= Records to process =
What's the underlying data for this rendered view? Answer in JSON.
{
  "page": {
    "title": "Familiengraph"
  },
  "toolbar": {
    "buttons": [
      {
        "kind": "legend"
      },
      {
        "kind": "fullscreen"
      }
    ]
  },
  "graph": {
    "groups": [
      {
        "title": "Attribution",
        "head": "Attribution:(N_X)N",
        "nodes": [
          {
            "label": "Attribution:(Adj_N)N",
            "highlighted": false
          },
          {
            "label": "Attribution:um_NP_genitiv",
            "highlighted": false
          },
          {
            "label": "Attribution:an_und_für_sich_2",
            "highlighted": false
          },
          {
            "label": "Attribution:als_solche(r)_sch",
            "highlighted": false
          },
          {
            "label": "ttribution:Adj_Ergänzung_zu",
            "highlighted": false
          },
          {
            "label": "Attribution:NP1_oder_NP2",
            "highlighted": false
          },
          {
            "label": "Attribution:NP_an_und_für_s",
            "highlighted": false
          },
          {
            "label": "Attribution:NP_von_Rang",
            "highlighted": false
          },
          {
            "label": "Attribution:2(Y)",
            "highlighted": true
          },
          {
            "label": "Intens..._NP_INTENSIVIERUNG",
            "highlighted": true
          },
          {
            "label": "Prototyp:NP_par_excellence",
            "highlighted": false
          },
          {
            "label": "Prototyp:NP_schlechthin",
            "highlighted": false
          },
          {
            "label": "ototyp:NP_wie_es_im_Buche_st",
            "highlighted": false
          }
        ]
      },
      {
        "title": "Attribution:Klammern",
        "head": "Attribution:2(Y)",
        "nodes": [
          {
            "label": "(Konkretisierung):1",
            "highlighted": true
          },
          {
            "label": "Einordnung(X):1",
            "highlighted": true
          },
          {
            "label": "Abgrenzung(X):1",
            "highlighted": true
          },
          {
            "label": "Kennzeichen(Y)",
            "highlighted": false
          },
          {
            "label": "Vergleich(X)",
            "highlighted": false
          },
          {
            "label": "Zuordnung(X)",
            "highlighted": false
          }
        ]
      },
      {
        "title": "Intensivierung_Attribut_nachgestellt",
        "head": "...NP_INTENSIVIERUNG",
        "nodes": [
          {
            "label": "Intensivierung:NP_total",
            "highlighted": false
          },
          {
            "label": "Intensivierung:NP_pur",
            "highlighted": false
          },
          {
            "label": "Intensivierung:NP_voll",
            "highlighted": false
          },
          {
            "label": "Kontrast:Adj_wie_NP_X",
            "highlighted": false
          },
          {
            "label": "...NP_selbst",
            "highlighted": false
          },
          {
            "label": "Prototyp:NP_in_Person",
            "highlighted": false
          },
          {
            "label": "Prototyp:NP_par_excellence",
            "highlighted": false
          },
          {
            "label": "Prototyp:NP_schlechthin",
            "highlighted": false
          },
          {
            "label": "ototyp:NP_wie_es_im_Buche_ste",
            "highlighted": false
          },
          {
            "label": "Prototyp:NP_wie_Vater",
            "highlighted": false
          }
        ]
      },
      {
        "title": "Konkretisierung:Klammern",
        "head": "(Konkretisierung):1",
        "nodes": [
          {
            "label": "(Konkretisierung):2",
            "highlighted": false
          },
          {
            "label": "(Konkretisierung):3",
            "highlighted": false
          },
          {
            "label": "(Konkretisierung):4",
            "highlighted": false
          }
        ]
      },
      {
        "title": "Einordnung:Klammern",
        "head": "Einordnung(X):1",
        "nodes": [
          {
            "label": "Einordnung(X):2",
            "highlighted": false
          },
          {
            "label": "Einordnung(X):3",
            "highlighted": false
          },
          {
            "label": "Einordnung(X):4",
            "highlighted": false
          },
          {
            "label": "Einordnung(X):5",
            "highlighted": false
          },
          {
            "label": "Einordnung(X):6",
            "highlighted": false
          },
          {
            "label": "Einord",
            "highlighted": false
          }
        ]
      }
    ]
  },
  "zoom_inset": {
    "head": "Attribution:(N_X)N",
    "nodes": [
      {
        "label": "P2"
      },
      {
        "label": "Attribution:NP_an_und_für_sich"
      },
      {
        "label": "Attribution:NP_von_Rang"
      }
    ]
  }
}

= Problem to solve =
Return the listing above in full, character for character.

= Exercise answer =
What's the underlying data for this rendered view? Answer in JSON.
{
  "page": {
    "title": "Familiengraph"
  },
  "toolbar": {
    "buttons": [
      {
        "kind": "legend"
      },
      {
        "kind": "fullscreen"
      }
    ]
  },
  "graph": {
    "groups": [
      {
        "title": "Attribution",
        "head": "Attribution:(N_X)N",
        "nodes": [
          {
            "label": "Attribution:(Adj_N)N",
            "highlighted": false
          },
          {
            "label": "Attribution:um_NP_genitiv",
            "highlighted": false
          },
          {
            "label": "Attribution:an_und_für_sich_2",
            "highlighted": false
          },
          {
            "label": "Attribution:als_solche(r)_sch",
            "highlighted": false
          },
          {
            "label": "ttribution:Adj_Ergänzung_zu",
            "highlighted": false
          },
          {
            "label": "Attribution:NP1_oder_NP2",
            "highlighted": false
          },
          {
            "label": "Attribution:NP_an_und_für_s",
            "highlighted": false
          },
          {
            "label": "Attribution:NP_von_Rang",
            "highlighted": false
          },
          {
            "label": "Attribution:2(Y)",
            "highlighted": true
          },
          {
            "label": "Intens..._NP_INTENSIVIERUNG",
            "highlighted": true
          },
          {
            "label": "Prototyp:NP_par_excellence",
            "highlighted": false
          },
          {
            "label": "Prototyp:NP_schlechthin",
            "highlighted": false
          },
          {
            "label": "ototyp:NP_wie_es_im_Buche_st",
            "highlighted": false
          }
        ]
      },
      {
        "title": "Attribution:Klammern",
        "head": "Attribution:2(Y)",
        "nodes": [
          {
            "label": "(Konkretisierung):1",
            "highlighted": true
          },
          {
            "label": "Einordnung(X):1",
            "highlighted": true
          },
          {
            "label": "Abgrenzung(X):1",
            "highlighted": true
          },
          {
            "label": "Kennzeichen(Y)",
            "highlighted": false
          },
          {
            "label": "Vergleich(X)",
            "highlighted": false
          },
          {
            "label": "Zuordnung(X)",
            "highlighted": false
          }
        ]
      },
      {
        "title": "Intensivierung_Attribut_nachgestellt",
        "head": "...NP_INTENSIVIERUNG",
        "nodes": [
          {
            "label": "Intensivierung:NP_total",
            "highlighted": false
          },
          {
            "label": "Intensivierung:NP_pur",
            "highlighted": false
          },
          {
            "label": "Intensivierung:NP_voll",
            "highlighted": false
          },
          {
            "label": "Kontrast:Adj_wie_NP_X",
            "highlighted": false
          },
          {
            "label": "...NP_selbst",
            "highlighted": false
          },
          {
            "label": "Prototyp:NP_in_Person",
            "highlighted": false
          },
          {
            "label": "Prototyp:NP_par_excellence",
            "highlighted": false
          },
          {
            "label": "Prototyp:NP_schlechthin",
            "highlighted": false
          },
          {
            "label": "ototyp:NP_wie_es_im_Buche_ste",
            "highlighted": false
          },
          {
            "label": "Prototyp:NP_wie_Vater",
            "highlighted": false
          }
        ]
      },
      {
        "title": "Konkretisierung:Klammern",
        "head": "(Konkretisierung):1",
        "nodes": [
          {
            "label": "(Konkretisierung):2",
            "highlighted": false
          },
          {
            "label": "(Konkretisierung):3",
            "highlighted": false
          },
          {
            "label": "(Konkretisierung):4",
            "highlighted": false
          }
        ]
      },
      {
        "title": "Einordnung:Klammern",
        "head": "Einordnung(X):1",
        "nodes": [
          {
            "label": "Einordnung(X):2",
            "highlighted": false
          },
          {
            "label": "Einordnung(X):3",
            "highlighted": false
          },
          {
            "label": "Einordnung(X):4",
            "highlighted": false
          },
          {
            "label": "Einordnung(X):5",
            "highlighted": false
          },
          {
            "label": "Einordnung(X):6",
            "highlighted": false
          },
          {
            "label": "Einord",
            "highlighted": false
          }
        ]
      }
    ]
  },
  "zoom_inset": {
    "head": "Attribution:(N_X)N",
    "nodes": [
      {
        "label": "P2"
      },
      {
        "label": "Attribution:NP_an_und_für_sich"
      },
      {
        "label": "Attribution:NP_von_Rang"
      }
    ]
  }
}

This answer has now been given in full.